Interface dataset entries:
Start of Block

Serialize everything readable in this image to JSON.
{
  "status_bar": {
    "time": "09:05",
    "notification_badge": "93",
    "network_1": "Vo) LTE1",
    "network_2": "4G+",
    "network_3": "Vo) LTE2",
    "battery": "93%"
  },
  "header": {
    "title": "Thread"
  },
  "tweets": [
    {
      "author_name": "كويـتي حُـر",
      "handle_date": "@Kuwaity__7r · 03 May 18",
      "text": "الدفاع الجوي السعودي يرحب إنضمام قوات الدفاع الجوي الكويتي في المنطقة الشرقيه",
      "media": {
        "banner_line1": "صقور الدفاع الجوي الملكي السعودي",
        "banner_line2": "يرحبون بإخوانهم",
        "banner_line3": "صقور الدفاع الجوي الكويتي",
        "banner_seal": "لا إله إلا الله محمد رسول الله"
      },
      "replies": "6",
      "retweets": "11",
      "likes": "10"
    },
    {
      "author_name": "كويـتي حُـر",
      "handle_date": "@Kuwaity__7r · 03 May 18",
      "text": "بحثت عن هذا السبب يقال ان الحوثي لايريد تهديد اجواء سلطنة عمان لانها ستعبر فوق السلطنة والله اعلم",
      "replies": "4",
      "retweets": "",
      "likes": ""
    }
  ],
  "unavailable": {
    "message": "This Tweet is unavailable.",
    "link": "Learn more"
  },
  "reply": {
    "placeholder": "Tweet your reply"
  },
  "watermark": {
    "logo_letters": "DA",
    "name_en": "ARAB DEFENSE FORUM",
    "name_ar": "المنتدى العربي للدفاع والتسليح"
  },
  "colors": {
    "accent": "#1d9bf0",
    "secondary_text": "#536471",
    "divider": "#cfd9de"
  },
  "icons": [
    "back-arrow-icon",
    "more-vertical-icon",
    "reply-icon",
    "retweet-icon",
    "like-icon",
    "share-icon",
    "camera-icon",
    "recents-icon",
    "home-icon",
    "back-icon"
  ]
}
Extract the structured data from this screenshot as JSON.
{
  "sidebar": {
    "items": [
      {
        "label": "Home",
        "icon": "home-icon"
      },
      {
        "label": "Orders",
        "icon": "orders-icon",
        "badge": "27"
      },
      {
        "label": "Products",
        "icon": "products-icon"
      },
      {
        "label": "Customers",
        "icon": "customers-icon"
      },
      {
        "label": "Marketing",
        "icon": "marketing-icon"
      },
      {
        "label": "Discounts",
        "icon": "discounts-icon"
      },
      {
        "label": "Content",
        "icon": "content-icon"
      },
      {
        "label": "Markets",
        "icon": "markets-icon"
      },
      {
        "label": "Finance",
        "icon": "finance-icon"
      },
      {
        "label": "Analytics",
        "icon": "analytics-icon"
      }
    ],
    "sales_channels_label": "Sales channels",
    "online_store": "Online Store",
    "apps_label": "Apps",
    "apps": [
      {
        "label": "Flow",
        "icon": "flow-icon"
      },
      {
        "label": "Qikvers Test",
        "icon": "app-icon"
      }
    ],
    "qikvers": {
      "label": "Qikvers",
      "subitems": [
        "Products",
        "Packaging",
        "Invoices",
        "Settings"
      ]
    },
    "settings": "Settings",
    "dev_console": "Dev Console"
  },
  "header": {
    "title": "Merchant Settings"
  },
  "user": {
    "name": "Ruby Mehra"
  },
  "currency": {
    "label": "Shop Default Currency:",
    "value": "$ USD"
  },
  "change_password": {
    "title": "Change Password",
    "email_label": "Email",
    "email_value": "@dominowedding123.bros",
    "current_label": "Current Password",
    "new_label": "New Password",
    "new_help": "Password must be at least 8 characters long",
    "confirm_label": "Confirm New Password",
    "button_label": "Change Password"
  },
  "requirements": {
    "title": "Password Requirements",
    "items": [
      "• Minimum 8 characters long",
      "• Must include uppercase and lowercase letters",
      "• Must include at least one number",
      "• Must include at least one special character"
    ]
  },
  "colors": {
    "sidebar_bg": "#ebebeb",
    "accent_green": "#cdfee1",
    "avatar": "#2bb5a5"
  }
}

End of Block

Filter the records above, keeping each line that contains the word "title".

EXERCISE RESPONSE
    "title": "Thread"
    "title": "Merchant Settings"
    "title": "Change Password",
    "title": "Password Requirements",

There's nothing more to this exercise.